* [Records for this exercise]

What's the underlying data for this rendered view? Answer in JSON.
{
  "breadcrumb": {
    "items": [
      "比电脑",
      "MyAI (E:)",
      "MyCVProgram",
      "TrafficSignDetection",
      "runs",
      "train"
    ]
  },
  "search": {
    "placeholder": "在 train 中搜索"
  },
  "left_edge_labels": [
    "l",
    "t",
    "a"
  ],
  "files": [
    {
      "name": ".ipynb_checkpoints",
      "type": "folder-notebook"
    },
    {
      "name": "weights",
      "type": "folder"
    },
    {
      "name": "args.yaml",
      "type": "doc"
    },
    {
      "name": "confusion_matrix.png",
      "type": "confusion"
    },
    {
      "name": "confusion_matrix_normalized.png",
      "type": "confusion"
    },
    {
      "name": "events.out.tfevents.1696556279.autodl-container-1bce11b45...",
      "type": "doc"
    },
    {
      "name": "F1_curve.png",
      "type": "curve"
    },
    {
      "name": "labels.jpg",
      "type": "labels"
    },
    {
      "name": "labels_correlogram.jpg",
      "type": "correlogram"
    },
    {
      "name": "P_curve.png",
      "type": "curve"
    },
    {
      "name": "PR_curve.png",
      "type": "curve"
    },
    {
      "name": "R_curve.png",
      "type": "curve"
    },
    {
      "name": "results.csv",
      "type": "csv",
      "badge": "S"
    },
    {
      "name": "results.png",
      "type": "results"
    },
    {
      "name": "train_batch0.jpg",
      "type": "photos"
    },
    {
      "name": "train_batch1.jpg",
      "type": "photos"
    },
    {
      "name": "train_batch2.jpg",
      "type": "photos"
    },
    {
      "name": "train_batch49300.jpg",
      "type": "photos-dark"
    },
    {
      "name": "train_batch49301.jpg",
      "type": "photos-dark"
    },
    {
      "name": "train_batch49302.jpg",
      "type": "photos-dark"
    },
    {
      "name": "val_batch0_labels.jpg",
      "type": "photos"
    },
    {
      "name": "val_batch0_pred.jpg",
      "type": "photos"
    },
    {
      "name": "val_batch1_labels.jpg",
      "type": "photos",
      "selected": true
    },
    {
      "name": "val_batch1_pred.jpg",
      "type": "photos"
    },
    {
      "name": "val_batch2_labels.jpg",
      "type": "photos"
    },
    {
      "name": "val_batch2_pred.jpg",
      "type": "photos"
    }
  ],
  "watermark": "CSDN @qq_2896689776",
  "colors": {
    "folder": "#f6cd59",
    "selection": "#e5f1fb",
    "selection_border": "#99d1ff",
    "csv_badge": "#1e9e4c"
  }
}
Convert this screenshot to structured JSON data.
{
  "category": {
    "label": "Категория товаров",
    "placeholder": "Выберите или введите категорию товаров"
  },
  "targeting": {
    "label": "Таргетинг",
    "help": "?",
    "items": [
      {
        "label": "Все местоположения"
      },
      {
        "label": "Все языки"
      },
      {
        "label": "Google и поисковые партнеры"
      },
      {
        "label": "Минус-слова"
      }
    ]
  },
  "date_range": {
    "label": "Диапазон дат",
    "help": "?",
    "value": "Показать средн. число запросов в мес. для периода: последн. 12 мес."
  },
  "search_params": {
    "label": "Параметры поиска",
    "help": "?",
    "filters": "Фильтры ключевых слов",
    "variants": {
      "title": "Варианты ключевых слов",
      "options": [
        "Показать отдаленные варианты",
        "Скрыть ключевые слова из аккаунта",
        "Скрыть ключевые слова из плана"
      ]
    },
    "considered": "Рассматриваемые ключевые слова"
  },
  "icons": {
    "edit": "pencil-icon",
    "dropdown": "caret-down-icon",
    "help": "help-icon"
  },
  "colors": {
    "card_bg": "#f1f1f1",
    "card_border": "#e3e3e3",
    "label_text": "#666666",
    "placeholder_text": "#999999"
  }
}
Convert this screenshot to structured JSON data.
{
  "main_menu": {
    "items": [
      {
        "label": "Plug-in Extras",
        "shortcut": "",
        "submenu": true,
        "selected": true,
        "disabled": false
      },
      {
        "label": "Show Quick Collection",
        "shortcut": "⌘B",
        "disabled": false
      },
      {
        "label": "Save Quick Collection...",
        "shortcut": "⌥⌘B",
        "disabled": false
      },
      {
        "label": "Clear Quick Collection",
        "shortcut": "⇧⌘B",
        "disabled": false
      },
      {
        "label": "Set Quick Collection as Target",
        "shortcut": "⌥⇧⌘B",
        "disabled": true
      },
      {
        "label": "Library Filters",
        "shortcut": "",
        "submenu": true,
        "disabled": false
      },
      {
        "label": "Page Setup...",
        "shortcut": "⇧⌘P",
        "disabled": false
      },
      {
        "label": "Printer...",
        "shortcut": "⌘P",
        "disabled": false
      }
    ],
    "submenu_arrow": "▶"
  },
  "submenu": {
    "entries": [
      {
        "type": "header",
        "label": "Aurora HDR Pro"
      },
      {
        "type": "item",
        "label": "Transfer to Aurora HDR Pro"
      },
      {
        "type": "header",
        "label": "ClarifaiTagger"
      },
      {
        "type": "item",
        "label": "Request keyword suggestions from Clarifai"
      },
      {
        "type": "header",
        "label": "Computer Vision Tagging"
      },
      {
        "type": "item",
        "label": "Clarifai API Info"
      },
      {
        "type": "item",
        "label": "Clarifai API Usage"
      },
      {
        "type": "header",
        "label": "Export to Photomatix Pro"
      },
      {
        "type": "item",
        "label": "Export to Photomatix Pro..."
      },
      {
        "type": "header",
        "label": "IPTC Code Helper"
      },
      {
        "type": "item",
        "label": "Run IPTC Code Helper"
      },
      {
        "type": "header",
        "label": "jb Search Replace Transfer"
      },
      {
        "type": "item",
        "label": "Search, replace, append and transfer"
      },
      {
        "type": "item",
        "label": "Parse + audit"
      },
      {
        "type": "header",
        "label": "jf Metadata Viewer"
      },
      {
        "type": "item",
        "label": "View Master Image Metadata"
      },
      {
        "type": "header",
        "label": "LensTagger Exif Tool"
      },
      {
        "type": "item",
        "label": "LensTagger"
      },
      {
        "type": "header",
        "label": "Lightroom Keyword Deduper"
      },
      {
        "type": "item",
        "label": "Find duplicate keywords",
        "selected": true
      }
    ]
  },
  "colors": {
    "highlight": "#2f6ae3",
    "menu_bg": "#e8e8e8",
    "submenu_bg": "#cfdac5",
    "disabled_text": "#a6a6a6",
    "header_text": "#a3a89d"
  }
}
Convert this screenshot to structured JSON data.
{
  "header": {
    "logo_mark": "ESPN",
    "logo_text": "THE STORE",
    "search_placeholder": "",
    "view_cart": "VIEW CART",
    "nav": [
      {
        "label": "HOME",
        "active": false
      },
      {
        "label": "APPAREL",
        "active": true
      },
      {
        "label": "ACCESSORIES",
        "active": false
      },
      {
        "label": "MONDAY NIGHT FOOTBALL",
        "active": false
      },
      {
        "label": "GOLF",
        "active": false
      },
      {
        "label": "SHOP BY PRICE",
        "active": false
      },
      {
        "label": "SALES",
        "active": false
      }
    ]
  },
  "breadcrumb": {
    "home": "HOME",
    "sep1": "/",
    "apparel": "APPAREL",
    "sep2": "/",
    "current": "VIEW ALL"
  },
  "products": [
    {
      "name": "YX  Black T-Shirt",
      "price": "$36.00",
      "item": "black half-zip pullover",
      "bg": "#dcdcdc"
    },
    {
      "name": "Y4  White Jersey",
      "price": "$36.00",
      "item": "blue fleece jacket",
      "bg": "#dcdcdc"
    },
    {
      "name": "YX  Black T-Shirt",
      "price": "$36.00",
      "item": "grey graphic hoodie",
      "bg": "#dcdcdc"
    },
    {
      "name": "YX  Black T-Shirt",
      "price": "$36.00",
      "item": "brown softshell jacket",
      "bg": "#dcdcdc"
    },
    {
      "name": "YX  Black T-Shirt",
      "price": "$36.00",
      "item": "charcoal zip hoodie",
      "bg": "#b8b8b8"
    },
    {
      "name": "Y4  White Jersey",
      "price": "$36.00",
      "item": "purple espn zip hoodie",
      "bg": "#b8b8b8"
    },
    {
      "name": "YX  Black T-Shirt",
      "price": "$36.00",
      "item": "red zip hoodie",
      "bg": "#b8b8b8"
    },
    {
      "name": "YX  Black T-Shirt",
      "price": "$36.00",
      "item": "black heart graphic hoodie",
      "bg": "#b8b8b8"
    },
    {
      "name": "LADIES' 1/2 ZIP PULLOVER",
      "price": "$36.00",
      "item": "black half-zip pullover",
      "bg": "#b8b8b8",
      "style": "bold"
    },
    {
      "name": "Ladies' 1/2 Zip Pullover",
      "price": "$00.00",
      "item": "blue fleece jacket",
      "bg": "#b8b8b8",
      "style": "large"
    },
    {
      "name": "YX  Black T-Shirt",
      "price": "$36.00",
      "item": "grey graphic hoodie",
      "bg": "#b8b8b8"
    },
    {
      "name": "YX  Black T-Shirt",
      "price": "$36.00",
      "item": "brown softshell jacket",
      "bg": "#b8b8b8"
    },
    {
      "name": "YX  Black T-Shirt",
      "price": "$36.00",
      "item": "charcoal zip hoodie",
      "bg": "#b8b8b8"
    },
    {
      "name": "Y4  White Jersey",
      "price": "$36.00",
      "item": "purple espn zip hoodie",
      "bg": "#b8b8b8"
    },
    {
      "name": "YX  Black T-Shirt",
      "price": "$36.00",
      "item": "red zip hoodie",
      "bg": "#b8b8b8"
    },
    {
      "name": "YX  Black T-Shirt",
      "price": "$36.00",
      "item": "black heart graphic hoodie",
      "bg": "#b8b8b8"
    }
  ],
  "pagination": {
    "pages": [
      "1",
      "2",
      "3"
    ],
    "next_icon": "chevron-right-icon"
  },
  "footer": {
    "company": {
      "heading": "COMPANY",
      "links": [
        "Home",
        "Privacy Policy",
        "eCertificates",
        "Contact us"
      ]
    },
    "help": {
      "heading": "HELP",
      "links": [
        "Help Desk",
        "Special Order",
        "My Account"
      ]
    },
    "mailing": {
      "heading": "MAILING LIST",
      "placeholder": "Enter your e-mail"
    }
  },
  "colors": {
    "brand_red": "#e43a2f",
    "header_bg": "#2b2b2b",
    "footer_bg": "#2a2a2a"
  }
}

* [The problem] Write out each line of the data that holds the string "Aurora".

* [Written response]
        "label": "Aurora HDR Pro"
        "label": "Transfer to Aurora HDR Pro"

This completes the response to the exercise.